Blue-spot goby - Pseudogobius olorum

This page was created in partnership with the Freshwater Fish Group and Fish Health Unit at Murdoch University

Identification

 

Blue spot goby Pseudogobius olorum

Also know as the Swan River goby, this is a small species found to 60 mm though generally less than 40 mm.

A small cylindrincal benthic fish. It can closely resemble the south-western goby (Afurcagobius suppositus), however the blue-spot goby has a blunt, snub-nosed snout and inferior mouth (mouth ending behind the tip of the snout) which typically ends before the middle of the eye. In comparison, the mouth of the south-western goby is generally superior (in front of the snout) and typically extends to, or even past, the eye.

Refer to the draft guide for identifying these species below.

Colour is generally pale grey to tan brown overall with darker mottling.

Males can also have a distinctive blue spot on the rear edge of the first dorsal fin.

gobies - south-western and blue-spot (or Swan River) goby

Distribution

Widespread and common, occurring in most estuaries, rivers, and many lakes across the south-west.

The species is also occurs outside of the south-west, being found from the South Australia/Victoria border to the east through to the Murchison River in the north (southern part of the Pilbara province).

View map

Habitat

A benthic species found on a range of substrate types (rock, mud, sand or gravel sediments) within estuaries, rivers, streams and lakes.

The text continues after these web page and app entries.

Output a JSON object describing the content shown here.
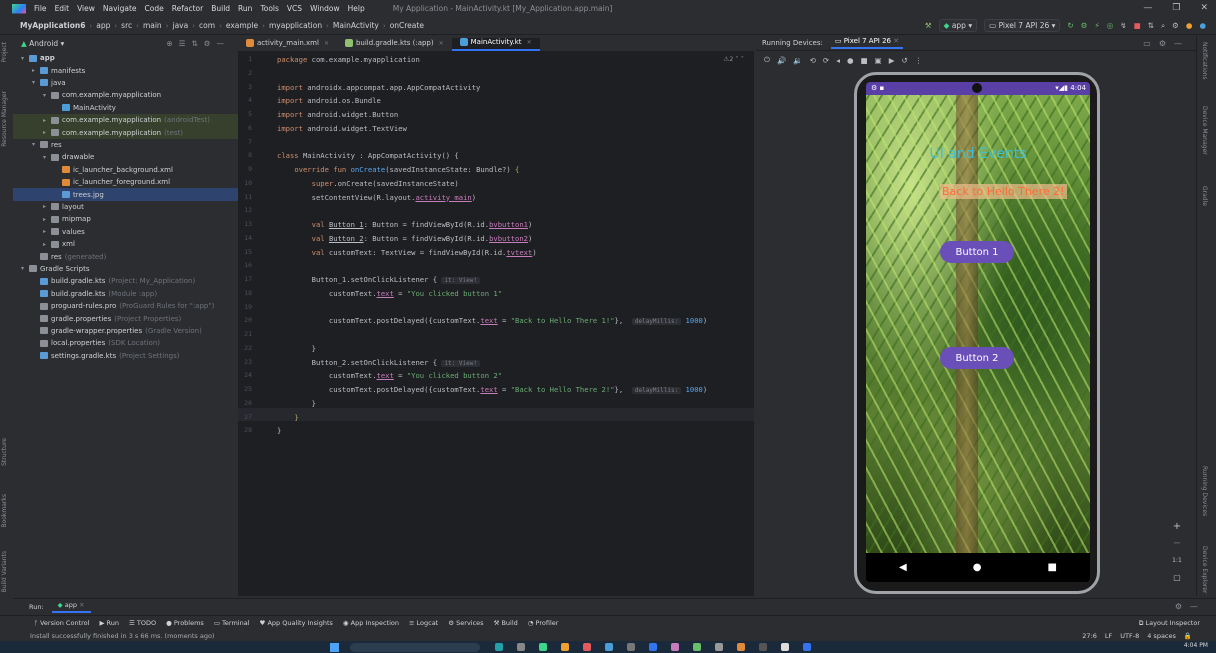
{
  "menu": {
    "items": [
      "File",
      "Edit",
      "View",
      "Navigate",
      "Code",
      "Refactor",
      "Build",
      "Run",
      "Tools",
      "VCS",
      "Window",
      "Help"
    ],
    "title": "My Application - MainActivity.kt [My_Application.app.main]"
  },
  "breadcrumbs": [
    "MyApplication6",
    "app",
    "src",
    "main",
    "java",
    "com",
    "example",
    "myapplication",
    "MainActivity",
    "onCreate"
  ],
  "toolbar": {
    "run_config": "app",
    "device": "Pixel 7 API 26"
  },
  "project": {
    "view": "Android",
    "tree": [
      {
        "label": "app",
        "indent": 0,
        "arrow": "▾",
        "color": "#5b9bd5",
        "bold": true
      },
      {
        "label": "manifests",
        "indent": 1,
        "arrow": "▸",
        "color": "#5b9bd5"
      },
      {
        "label": "java",
        "indent": 1,
        "arrow": "▾",
        "color": "#5b9bd5"
      },
      {
        "label": "com.example.myapplication",
        "indent": 2,
        "arrow": "▾",
        "color": "#8c8f96"
      },
      {
        "label": "MainActivity",
        "indent": 3,
        "arrow": "",
        "color": "#4c9ed9"
      },
      {
        "label": "com.example.myapplication",
        "sub": "(androidTest)",
        "indent": 2,
        "arrow": "▸",
        "color": "#8c8f96",
        "hl": true
      },
      {
        "label": "com.example.myapplication",
        "sub": "(test)",
        "indent": 2,
        "arrow": "▸",
        "color": "#8c8f96",
        "hl": true
      },
      {
        "label": "res",
        "indent": 1,
        "arrow": "▾",
        "color": "#8c8f96"
      },
      {
        "label": "drawable",
        "indent": 2,
        "arrow": "▾",
        "color": "#8c8f96"
      },
      {
        "label": "ic_launcher_background.xml",
        "indent": 3,
        "arrow": "",
        "color": "#e08a3c"
      },
      {
        "label": "ic_launcher_foreground.xml",
        "indent": 3,
        "arrow": "",
        "color": "#e08a3c"
      },
      {
        "label": "trees.jpg",
        "indent": 3,
        "arrow": "",
        "color": "#5b9bd5",
        "sel": true
      },
      {
        "label": "layout",
        "indent": 2,
        "arrow": "▸",
        "color": "#8c8f96"
      },
      {
        "label": "mipmap",
        "indent": 2,
        "arrow": "▸",
        "color": "#8c8f96"
      },
      {
        "label": "values",
        "indent": 2,
        "arrow": "▸",
        "color": "#8c8f96"
      },
      {
        "label": "xml",
        "indent": 2,
        "arrow": "▸",
        "color": "#8c8f96"
      },
      {
        "label": "res",
        "sub": "(generated)",
        "indent": 1,
        "arrow": "",
        "color": "#8c8f96"
      },
      {
        "label": "Gradle Scripts",
        "indent": 0,
        "arrow": "▾",
        "color": "#8c8f96"
      },
      {
        "label": "build.gradle.kts",
        "sub": "(Project: My_Application)",
        "indent": 1,
        "arrow": "",
        "color": "#5b9bd5"
      },
      {
        "label": "build.gradle.kts",
        "sub": "(Module :app)",
        "indent": 1,
        "arrow": "",
        "color": "#5b9bd5"
      },
      {
        "label": "proguard-rules.pro",
        "sub": "(ProGuard Rules for \":app\")",
        "indent": 1,
        "arrow": "",
        "color": "#8c8f96"
      },
      {
        "label": "gradle.properties",
        "sub": "(Project Properties)",
        "indent": 1,
        "arrow": "",
        "color": "#8c8f96"
      },
      {
        "label": "gradle-wrapper.properties",
        "sub": "(Gradle Version)",
        "indent": 1,
        "arrow": "",
        "color": "#8c8f96"
      },
      {
        "label": "local.properties",
        "sub": "(SDK Location)",
        "indent": 1,
        "arrow": "",
        "color": "#8c8f96"
      },
      {
        "label": "settings.gradle.kts",
        "sub": "(Project Settings)",
        "indent": 1,
        "arrow": "",
        "color": "#5b9bd5"
      }
    ]
  },
  "tabs": [
    {
      "label": "activity_main.xml",
      "active": false
    },
    {
      "label": "build.gradle.kts (:app)",
      "active": false
    },
    {
      "label": "MainActivity.kt",
      "active": true
    }
  ],
  "editor": {
    "inspection": "⚠2  ˄  ˅",
    "lines": [
      "<span class=\"kw\">package</span> com.example.myapplication",
      "",
      "<span class=\"kw\">import</span> androidx.appcompat.app.AppCompatActivity",
      "<span class=\"kw\">import</span> android.os.Bundle",
      "<span class=\"kw\">import</span> android.widget.Button",
      "<span class=\"kw\">import</span> android.widget.TextView",
      "",
      "<span class=\"kw\">class</span> MainActivity : AppCompatActivity() {",
      "    <span class=\"kw\">override fun</span> <span class=\"fn\">onCreate</span>(savedInstanceState: Bundle?) <span class=\"ann\">{</span>",
      "        <span class=\"kw\">super</span>.onCreate(savedInstanceState)",
      "        setContentView(R.layout.<span class=\"pr ul\">activity_main</span>)",
      "",
      "        <span class=\"kw\">val</span> <span class=\"ul\">Button_1</span>: Button = findViewById(R.id.<span class=\"pr ul\">bvbutton1</span>)",
      "        <span class=\"kw\">val</span> <span class=\"ul\">Button_2</span>: Button = findViewById(R.id.<span class=\"pr ul\">bvbutton2</span>)",
      "        <span class=\"kw\">val</span> customText: TextView = findViewById(R.id.<span class=\"pr ul\">tvtext</span>)",
      "",
      "        Button_1.setOnClickListener { <span class=\"hint\">it: View!</span>",
      "            customText.<span class=\"pr ul\">text</span> = <span class=\"str\">\"You clicked button 1\"</span>",
      "",
      "            customText.postDelayed({customText.<span class=\"pr ul\">text</span> = <span class=\"str\">\"Back to Hello There 1!\"</span>},  <span class=\"hint\">delayMillis:</span> <span class=\"fn\">1000</span>)",
      "",
      "        }",
      "        Button_2.setOnClickListener { <span class=\"hint\">it: View!</span>",
      "            customText.<span class=\"pr ul\">text</span> = <span class=\"str\">\"You clicked button 2\"</span>",
      "            customText.postDelayed({customText.<span class=\"pr ul\">text</span> = <span class=\"str\">\"Back to Hello There 2!\"</span>},  <span class=\"hint\">delayMillis:</span> <span class=\"fn\">1000</span>)",
      "        }",
      "    <span class=\"ann\">}</span>",
      "}"
    ]
  },
  "running_devices": {
    "label": "Running Devices:",
    "device_tab": "Pixel 7 API 26"
  },
  "phone": {
    "time": "4:04",
    "title": "UI and Events",
    "text": "Back to Hello There 2!",
    "button1": "Button 1",
    "button2": "Button 2"
  },
  "zoom": {
    "plus": "+",
    "minus": "−",
    "ratio": "1:1"
  },
  "right_tools": [
    "Notifications",
    "Device Manager",
    "Gradle",
    "Running Devices",
    "Device Explorer"
  ],
  "left_tools": [
    "Project",
    "Resource Manager",
    "Structure",
    "Bookmarks",
    "Build Variants"
  ],
  "run": {
    "label": "Run:",
    "config": "app"
  },
  "bottom_tools": [
    "Version Control",
    "Run",
    "TODO",
    "Problems",
    "Terminal",
    "App Quality Insights",
    "App Inspection",
    "Logcat",
    "Services",
    "Build",
    "Profiler"
  ],
  "layout_inspector": "Layout Inspector",
  "status": {
    "message": "Install successfully finished in 3 s 66 ms. (moments ago)",
    "position": "27:6",
    "line_sep": "LF",
    "encoding": "UTF-8",
    "indent": "4 spaces"
  },
  "clock": "4:04 PM",
  "colors": {
    "accent": "#3574f0",
    "phone_purple": "#6a4fb8",
    "title_cyan": "#3ec0d6"
  }
}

Tolerates a wide range of salinity and temperature.

Biology

Spawns between spring and autumn in the upper reaches of estuaries. Eggs are deposited amongst aquatic vegetation.

Diet consists mostly of algae, fungi and bacteria, and with small amounts of aquatic invertebrates.

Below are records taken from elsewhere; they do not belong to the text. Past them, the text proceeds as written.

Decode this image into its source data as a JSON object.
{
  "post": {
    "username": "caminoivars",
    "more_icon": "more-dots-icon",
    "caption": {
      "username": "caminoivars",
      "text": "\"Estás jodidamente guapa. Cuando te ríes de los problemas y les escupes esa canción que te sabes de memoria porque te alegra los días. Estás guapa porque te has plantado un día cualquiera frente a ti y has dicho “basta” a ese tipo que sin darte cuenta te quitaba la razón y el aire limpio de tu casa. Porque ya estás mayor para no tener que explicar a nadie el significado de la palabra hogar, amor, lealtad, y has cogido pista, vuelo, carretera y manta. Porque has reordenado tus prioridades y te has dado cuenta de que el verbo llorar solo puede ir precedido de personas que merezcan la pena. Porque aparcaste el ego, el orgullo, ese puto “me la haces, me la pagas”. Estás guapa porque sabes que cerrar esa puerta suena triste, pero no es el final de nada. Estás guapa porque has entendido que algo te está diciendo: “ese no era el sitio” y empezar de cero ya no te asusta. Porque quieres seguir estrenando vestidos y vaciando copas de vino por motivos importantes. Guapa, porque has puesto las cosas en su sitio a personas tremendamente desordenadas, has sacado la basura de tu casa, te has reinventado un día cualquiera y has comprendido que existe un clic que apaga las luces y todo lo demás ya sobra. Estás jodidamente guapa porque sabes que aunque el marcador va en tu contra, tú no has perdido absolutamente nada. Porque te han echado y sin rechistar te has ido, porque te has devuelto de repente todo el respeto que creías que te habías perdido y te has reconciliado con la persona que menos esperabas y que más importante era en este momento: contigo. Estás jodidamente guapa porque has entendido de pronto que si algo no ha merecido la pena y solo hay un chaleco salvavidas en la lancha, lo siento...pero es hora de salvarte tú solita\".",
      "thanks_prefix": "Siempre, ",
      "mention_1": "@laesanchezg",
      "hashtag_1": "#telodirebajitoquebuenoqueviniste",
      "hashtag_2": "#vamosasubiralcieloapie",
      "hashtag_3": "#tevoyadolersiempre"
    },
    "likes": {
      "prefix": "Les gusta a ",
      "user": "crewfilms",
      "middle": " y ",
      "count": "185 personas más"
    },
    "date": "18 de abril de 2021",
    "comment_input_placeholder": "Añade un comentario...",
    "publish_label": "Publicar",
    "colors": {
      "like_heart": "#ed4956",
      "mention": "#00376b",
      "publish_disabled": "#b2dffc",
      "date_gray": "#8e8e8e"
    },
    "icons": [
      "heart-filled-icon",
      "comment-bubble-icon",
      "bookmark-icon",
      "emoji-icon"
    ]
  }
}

Conservation status

Not listed as threatened.

Further information

Contact the Departments River Science team, or the Murdoch Freshwater Fish Group via email: fish@murdoch.edu.au, or go to their website: www.freshwaterfishgroup.com

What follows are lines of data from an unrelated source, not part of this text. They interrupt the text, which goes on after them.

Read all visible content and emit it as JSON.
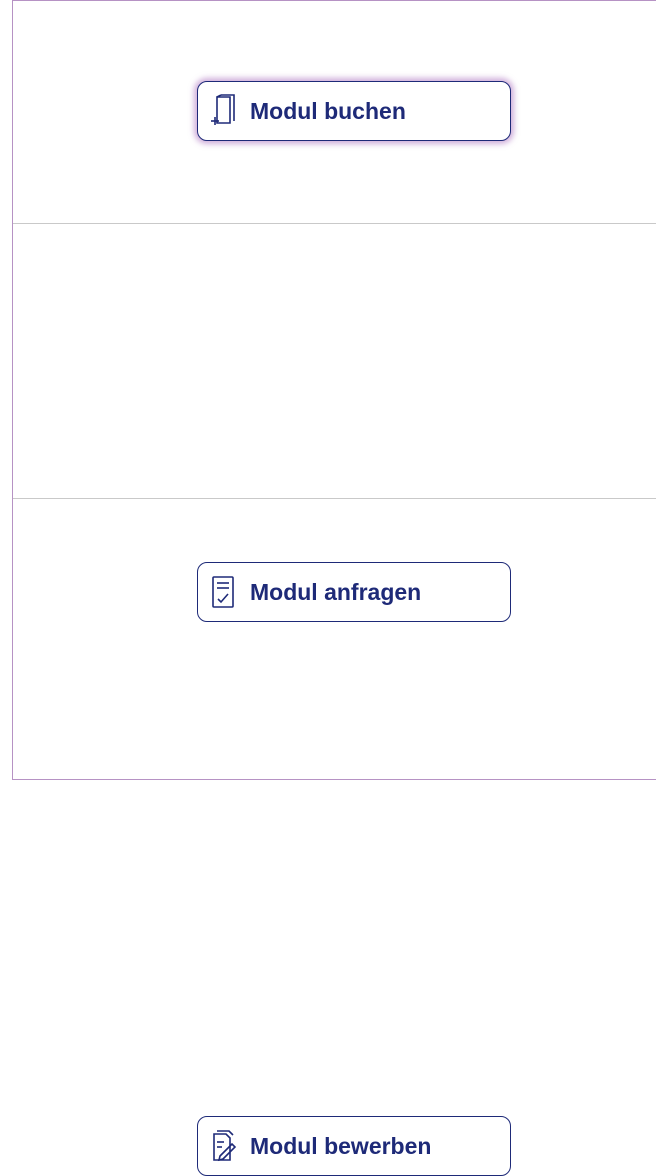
{
  "colors": {
    "accent": "#1e2a78",
    "frame_border": "#b692c4",
    "divider": "#c9c9c9",
    "focus_glow": "#aa6ebe"
  },
  "actions": [
    {
      "label": "Modul buchen",
      "icon": "book-add-icon",
      "focused": true
    },
    {
      "label": "Modul anfragen",
      "icon": "checklist-document-icon",
      "focused": false
    },
    {
      "label": "Modul bewerben",
      "icon": "document-edit-icon",
      "focused": false
    }
  ]
}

Freshwater Fish Group Murdoch University    Harry Butler Institute